"Open House At the Cinder" is also known as "Wemo Stomp" because it is "The Lion Sleeps Tonight" a.k.a. "Wimoweh." Moderate tempo and tribal drums of the Las Vegas variety, and a blues harmonica with rhythmic hand claps. This must have gotten the crowd swaying and clapping. Entirely fun, and almost ludicrous. Not a "Golden Throats" instrumental exactly, because it's quite credible, just an entirely unexpected arrangement of a standard.

Peppermint Stick dotdotdot
R&B (Instrumental)

Prancabilly Hop, party sax fun, thrilling pluckabilly, and suave pick up a girl stuff. makes you feel like your 16 years old and sneakin' into the dance.

Hot Dogger dotdotdot
R&B (Instrumental)

Bluesy club tune, simple progression nature, and more a backtrack than a song. Previously unreleased.

Twitchin' dotdotdot
Surf (Instrumental)

Your basic progression, repeated repeatedly, creating a redundant redundancy. Fun frat dance thing with honky sax.

Don't Leave Me dotdotdot
Surf (Instrumental)

Really slow and pretty number, that could have been a vocal, but thankfully isn't. It's nice and moody and romantic in a sad sorta way. It doesn't really seem to go any where. Previously unreleased.
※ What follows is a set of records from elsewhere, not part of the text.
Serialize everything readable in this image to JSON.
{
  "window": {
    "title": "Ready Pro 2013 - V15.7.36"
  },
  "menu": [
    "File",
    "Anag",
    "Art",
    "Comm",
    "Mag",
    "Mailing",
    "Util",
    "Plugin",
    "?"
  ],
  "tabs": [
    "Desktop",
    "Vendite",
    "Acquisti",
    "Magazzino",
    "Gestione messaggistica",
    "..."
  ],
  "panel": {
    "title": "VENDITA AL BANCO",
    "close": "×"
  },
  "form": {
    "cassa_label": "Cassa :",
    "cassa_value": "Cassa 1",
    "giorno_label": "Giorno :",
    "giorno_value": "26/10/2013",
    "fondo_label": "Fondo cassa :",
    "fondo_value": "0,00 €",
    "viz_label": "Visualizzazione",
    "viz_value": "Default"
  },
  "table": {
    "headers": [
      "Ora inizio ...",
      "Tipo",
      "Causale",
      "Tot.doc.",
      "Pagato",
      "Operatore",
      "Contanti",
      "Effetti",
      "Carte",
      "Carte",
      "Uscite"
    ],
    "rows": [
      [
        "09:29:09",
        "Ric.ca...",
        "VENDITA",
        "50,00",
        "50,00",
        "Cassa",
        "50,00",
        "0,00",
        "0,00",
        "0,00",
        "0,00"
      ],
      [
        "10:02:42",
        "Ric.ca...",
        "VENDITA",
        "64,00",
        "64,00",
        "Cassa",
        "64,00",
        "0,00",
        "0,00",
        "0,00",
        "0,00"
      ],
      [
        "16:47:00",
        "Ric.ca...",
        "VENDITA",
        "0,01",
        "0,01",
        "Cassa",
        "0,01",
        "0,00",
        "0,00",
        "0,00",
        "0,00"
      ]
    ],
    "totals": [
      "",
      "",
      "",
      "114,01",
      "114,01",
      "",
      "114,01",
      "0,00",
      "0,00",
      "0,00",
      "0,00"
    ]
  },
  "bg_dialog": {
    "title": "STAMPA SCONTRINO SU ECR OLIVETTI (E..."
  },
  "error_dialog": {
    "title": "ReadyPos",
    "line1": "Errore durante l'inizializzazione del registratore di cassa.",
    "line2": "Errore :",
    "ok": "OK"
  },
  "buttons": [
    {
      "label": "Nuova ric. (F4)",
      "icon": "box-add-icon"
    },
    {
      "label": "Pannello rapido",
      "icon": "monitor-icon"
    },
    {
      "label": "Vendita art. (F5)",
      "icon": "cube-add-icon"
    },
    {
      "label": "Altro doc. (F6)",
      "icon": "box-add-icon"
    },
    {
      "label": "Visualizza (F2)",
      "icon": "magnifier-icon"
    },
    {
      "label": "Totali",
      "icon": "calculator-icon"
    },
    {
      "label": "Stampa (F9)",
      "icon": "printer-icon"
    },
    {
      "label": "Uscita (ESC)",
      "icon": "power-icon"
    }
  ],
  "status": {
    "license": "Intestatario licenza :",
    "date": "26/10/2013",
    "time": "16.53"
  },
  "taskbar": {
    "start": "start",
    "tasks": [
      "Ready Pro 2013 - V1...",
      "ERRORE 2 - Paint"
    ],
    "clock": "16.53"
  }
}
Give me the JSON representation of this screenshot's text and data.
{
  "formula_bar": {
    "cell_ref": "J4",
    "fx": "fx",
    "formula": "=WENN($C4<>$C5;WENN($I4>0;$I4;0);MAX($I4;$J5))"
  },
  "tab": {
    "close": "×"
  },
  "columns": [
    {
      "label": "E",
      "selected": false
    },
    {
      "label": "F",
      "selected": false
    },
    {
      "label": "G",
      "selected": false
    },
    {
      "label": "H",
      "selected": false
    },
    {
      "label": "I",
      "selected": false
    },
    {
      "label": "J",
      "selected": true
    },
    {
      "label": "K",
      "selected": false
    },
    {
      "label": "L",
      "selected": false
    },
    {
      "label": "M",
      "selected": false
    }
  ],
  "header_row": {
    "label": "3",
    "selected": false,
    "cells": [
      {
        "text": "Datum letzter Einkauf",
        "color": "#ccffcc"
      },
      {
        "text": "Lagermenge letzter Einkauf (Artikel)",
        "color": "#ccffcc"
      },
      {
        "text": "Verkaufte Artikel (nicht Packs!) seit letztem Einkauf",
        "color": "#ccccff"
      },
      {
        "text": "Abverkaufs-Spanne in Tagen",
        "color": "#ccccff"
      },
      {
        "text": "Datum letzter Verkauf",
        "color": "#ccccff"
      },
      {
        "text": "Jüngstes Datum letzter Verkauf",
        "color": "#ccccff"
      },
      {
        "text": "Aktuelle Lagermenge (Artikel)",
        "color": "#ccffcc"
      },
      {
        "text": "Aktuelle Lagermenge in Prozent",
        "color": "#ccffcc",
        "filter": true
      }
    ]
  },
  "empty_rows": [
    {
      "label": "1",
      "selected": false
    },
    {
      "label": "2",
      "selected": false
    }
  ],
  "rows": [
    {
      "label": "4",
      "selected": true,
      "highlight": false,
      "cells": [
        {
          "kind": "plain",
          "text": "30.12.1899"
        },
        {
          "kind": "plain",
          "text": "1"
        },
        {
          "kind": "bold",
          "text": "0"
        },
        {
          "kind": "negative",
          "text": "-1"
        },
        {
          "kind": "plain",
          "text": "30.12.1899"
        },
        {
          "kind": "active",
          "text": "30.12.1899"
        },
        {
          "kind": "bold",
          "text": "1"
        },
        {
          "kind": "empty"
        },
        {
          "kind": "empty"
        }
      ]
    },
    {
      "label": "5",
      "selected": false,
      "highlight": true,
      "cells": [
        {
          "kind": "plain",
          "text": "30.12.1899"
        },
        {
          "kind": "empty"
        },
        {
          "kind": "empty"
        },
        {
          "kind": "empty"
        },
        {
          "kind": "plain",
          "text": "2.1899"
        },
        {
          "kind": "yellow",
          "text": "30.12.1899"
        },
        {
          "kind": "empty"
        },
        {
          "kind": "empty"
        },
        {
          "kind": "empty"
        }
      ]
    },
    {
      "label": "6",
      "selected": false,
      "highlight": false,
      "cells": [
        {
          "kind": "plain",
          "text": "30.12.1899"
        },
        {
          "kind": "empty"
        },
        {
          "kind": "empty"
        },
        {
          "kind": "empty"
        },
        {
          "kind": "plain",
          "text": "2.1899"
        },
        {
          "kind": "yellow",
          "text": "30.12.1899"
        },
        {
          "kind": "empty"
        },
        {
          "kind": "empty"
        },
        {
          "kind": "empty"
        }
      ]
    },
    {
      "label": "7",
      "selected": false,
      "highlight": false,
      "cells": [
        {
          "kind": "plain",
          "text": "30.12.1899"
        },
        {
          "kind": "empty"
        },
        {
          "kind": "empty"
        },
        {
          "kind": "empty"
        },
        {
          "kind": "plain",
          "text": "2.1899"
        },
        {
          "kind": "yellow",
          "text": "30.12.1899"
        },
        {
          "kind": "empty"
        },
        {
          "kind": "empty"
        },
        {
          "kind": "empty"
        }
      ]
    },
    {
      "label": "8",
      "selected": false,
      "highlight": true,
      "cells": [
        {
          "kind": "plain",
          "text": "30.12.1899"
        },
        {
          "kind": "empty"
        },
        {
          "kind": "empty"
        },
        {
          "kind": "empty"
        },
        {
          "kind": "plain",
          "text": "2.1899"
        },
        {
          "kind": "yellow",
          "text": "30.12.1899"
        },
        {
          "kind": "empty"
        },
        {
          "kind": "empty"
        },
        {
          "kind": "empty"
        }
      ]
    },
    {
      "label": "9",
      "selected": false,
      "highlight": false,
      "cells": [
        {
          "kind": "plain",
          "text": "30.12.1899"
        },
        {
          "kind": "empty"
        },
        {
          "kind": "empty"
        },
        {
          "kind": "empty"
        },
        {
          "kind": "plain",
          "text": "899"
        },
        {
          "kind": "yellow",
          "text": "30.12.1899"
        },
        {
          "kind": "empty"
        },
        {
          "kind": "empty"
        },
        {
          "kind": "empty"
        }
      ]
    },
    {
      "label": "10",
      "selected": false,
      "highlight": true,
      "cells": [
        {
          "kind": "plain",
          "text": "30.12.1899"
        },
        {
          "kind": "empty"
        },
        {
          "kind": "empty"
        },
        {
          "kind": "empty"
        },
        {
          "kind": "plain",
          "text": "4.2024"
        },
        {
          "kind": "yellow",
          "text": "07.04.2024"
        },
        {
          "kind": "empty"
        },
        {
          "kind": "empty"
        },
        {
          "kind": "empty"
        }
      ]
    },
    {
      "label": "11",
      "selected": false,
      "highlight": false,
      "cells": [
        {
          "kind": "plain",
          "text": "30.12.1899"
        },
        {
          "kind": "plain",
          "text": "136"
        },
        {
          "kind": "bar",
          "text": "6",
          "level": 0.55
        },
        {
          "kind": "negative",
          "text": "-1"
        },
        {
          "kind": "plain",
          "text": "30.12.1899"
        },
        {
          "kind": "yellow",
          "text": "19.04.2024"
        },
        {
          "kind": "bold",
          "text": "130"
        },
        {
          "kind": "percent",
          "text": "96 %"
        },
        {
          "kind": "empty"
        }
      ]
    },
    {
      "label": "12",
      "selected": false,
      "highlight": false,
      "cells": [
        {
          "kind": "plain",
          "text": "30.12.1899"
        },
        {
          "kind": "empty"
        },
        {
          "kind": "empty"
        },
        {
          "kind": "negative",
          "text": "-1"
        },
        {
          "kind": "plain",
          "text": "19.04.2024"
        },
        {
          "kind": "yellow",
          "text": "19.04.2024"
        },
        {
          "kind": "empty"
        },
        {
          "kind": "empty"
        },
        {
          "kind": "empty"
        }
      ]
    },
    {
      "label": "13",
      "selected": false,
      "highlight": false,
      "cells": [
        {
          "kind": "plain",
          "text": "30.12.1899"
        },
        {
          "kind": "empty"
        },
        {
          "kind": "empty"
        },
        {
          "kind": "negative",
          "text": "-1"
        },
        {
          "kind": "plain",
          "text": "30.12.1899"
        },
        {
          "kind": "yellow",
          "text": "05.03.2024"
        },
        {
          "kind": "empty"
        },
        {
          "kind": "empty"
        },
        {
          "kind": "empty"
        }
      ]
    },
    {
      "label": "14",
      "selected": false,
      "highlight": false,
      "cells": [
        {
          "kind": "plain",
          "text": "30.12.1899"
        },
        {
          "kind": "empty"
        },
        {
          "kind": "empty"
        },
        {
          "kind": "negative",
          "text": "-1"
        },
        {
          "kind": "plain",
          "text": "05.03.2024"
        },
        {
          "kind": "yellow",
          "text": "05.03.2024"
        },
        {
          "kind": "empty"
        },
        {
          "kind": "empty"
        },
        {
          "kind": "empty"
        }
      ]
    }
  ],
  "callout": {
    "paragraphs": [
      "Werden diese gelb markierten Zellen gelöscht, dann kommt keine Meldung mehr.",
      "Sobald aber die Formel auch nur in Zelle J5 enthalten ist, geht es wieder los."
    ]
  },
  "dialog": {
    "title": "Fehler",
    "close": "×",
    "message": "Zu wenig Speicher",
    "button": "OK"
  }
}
Rendezvous Rods dotdotdot
Club Surf (Instrumental)

Hinting of the Hollywood discos they would feature in with dance numbers and their lone hit Cinnamon Cider (also the name of the club they were a fixture at). Basic, ok, not great, and not at all surfy. The horns owed a lot to Chuck Rio's version of Mariachi. Introduced by Daws Butler, this is a sassy number employingshort busrt sax notes to create a quirky but fun tune. Again, the keyword is fun with the Pastel Six. In many ways, this is more like a Rumblers tune than the Pastel Six.

Strange Ghost dotdotdot
R&B (Instrumental)

Strange is right. Organ based, honky sax, quirky melody. It should be a post-modern lounge hit. It also has a similar sense to the Preps' "Moon Racers" were it morphed to keys and sax. Ominous and cool.

Surfer Smooch aka Heidi dotdotdot
Surf (Instrumental)

Super slow surf guitar mood piece for the mating game. Pretty, nice, pleasant, and enjoyable. Previously unreleased.

Bandido dotdotdotdot
Surf (Instrumental)

This was the B-side to "Cinnamon Cinder," and has long been a fave of mine among the quirkier stranger instros I like. It's great to finally hear this is stereo and cleanly captured. It is am R&B club number with enough surf edge to make the cut. It slithers and slides through your singles disco of the sixties dreams. Sly Stone could have done this when he first started playing live in '65 at the Bay Area theme clubs. It is tribal and primal. Cool, cult hit of tomorrow.

Brahms' Nightmare dotdotdot
Surf (Instrumental)

Take Brahms' lullaby, speed it up plenty, and you get the picture. Cute, but not great.